As a tenant you’re going to have some obvious obligations, for example:
- Paying the rent on the agreed date
- Paying utility bills in a timely manner
- Ensuring that the property is not damaged
- Only having the specified number of people living there
- Give agreed notice when terminating the rental agreement
These are all common sense and the main one that concerns most landlords is paying the rent on time. Ideally do it in person, and with a smile on your face. All most landlords want are tenants who are polite, pay their bills on time and don’t cause problems for their neighbours.
Note that, unless specified in the rental agreement, by law, you aren’t permitted to sub-let the property if the contact doesn’t specifically state that you can. This is worth bearing in mind if you have an idea to rent a larger house and then put the extra bedrooms on Airbnb or if you plan on using your bungalow for 4-5 months a year and then getting someone else in it for the low season to help cover the rent.
You’ll find a few sample contracts online, use them to give you a good idea of what should be included in your own lease contract. The one below is in English and Thai and covers all the bases – although it does state that the tenant can’t sublease the property. Depending on your circumstances, you might want to change that.
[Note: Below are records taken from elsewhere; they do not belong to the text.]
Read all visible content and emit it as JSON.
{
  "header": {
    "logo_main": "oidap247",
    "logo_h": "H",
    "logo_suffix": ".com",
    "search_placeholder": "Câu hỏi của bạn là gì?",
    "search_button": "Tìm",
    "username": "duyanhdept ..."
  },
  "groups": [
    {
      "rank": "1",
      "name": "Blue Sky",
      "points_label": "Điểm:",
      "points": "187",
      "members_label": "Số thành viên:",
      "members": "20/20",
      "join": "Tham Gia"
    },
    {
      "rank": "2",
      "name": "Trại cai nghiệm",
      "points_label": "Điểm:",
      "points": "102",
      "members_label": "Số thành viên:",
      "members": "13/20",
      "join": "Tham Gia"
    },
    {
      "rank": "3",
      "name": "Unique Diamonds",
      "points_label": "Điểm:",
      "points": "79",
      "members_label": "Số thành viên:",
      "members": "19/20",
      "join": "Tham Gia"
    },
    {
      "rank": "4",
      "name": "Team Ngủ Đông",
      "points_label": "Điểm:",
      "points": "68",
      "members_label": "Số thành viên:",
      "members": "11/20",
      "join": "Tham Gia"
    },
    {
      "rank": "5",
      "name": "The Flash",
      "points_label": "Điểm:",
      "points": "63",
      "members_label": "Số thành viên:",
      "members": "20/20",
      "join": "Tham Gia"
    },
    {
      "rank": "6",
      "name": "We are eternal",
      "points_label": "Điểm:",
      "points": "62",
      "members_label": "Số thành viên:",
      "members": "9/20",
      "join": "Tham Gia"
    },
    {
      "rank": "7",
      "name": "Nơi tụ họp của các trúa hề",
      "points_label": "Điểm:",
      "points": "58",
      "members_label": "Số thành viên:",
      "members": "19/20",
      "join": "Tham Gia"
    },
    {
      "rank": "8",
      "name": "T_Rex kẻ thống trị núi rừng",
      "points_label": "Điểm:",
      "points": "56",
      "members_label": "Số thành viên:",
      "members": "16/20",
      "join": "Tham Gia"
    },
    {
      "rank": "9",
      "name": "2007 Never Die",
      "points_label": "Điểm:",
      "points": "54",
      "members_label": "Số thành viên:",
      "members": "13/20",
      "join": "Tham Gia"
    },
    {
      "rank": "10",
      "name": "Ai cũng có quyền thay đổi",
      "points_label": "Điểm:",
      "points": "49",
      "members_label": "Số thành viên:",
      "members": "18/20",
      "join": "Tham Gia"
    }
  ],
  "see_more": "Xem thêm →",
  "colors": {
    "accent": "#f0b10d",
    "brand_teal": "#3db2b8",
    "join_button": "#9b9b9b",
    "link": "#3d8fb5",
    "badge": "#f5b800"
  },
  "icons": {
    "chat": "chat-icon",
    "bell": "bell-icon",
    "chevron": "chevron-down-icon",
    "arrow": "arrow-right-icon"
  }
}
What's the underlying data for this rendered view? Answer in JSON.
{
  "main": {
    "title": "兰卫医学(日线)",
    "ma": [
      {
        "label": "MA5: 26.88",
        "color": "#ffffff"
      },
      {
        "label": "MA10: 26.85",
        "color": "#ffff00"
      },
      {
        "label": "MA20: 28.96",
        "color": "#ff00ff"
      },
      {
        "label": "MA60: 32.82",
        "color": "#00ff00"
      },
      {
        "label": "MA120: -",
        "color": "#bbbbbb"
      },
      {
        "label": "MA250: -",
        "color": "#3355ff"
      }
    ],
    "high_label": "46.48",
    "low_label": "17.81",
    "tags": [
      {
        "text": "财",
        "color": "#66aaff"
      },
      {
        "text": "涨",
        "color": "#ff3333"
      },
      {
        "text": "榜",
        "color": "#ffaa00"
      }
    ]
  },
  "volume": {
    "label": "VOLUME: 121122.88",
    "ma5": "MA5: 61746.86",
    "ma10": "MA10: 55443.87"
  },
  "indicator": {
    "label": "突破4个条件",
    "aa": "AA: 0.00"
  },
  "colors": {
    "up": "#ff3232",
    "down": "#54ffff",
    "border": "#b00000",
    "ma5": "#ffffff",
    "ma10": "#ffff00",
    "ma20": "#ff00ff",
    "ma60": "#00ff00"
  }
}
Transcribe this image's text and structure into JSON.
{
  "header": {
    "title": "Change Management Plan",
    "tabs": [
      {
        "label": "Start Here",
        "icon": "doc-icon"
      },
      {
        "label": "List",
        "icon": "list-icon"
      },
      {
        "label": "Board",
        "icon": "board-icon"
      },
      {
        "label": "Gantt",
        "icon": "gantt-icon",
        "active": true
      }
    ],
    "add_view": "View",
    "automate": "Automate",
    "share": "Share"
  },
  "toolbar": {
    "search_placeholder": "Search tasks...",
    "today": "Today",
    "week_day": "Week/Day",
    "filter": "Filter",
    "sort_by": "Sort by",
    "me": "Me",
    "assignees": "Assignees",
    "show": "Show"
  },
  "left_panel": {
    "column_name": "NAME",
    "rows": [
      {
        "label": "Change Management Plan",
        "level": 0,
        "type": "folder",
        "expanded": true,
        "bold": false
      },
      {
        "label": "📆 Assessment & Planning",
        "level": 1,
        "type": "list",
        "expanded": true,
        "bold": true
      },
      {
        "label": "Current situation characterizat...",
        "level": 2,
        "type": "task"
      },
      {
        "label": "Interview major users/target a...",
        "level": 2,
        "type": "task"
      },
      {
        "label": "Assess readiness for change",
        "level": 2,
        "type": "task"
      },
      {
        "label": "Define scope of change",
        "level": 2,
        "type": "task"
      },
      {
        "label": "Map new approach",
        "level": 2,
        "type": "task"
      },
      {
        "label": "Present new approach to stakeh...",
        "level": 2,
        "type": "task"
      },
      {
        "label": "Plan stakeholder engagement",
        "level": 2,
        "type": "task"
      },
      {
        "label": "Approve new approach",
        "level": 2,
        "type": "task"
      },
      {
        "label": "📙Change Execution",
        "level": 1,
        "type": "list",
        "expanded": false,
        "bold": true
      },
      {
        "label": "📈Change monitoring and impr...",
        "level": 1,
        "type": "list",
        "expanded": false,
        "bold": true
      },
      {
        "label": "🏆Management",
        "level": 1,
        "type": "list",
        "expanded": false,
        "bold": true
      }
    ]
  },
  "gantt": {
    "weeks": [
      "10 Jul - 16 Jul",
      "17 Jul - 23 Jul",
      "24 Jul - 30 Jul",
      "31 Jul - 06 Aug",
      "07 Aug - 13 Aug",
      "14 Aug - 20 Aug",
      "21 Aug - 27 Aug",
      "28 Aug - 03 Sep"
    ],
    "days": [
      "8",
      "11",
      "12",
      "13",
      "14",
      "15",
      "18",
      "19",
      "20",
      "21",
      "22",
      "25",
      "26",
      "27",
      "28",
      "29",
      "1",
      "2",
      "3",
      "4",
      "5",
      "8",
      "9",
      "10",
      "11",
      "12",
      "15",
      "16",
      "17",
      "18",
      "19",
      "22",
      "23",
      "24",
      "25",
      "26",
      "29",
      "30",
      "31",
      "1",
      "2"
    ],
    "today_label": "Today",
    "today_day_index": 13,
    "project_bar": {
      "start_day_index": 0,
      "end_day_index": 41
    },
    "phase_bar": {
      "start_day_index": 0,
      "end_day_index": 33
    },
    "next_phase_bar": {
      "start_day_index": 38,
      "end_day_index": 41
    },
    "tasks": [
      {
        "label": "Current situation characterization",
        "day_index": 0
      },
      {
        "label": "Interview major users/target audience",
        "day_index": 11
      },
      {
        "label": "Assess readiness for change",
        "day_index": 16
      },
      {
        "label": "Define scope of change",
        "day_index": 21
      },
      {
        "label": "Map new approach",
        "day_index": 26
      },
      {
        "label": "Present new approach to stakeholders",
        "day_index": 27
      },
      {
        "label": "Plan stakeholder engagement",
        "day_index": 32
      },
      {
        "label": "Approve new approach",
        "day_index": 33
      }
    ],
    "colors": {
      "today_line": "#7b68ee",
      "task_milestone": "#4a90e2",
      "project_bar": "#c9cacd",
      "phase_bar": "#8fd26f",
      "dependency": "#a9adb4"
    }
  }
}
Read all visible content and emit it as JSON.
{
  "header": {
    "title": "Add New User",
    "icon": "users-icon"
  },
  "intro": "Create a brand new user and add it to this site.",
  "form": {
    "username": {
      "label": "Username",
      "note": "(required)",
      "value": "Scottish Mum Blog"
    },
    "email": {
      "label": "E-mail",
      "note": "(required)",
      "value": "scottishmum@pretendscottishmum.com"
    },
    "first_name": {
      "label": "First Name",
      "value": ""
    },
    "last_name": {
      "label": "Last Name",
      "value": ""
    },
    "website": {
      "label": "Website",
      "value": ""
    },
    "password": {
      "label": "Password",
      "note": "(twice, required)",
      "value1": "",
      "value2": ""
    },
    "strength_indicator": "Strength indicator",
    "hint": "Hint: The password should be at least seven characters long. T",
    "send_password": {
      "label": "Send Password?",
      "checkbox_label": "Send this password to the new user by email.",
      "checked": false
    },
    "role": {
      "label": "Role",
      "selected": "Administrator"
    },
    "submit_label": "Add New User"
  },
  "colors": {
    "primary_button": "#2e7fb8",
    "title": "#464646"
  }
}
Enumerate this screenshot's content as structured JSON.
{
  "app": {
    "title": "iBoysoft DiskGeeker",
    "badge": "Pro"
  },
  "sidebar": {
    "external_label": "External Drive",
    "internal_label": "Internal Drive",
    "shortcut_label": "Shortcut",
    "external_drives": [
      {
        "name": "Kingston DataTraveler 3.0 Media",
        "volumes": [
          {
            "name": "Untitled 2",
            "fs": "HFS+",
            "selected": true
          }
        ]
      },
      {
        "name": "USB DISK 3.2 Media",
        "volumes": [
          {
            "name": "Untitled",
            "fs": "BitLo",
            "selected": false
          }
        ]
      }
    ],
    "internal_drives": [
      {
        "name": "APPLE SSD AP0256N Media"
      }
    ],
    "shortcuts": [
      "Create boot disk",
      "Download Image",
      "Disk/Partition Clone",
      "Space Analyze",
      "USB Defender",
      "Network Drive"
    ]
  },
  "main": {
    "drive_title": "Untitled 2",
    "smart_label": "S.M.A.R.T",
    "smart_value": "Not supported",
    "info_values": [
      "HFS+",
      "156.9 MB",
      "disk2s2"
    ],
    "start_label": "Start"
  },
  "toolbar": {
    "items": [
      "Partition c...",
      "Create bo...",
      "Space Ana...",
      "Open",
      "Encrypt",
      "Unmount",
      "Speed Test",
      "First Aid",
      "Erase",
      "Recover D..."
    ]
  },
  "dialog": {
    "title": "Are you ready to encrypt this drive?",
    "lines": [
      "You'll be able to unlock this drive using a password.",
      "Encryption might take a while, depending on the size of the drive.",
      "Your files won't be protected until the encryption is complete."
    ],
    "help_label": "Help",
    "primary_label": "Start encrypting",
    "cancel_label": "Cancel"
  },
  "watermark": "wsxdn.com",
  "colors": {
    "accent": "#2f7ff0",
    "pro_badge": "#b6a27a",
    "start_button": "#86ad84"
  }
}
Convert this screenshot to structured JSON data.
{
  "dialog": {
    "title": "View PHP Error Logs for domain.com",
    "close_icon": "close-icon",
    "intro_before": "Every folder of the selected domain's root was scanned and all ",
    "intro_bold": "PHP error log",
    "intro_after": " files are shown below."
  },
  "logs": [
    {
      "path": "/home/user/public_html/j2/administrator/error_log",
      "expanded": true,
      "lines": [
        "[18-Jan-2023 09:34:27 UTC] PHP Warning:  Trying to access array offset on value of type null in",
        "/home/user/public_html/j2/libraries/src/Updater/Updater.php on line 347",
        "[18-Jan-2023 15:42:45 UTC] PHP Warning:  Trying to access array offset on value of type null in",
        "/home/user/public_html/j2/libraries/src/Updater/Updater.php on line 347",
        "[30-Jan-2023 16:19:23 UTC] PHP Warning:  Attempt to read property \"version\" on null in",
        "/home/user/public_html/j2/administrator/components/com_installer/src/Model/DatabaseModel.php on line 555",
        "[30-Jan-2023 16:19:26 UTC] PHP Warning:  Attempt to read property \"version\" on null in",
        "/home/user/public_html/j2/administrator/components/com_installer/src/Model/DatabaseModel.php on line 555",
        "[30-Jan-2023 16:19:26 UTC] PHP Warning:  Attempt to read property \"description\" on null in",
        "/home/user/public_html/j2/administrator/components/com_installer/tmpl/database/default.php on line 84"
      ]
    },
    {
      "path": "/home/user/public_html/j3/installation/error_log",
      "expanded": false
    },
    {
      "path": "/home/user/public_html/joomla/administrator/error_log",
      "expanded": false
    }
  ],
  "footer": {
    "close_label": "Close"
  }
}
A good landlord will want both parties to be in agreement and not have any misunderstandings due to language or culture. So being able to offer them a contact to use that is clearly written in both English and Thai will ensure that their concerns, as well as yours, are covered.
If you have a potential landlord who just answers any query or issue you bring up with “No problem” or “Don’t worry about it. ” and then assures you that he’s a nice guy and there won’t be any problems then that may well be the case. But there again, if there are any disagreements in the future, you will lose as you didn’t get confirmation that he was a nice guy in writing.
Enjoy your house hunting!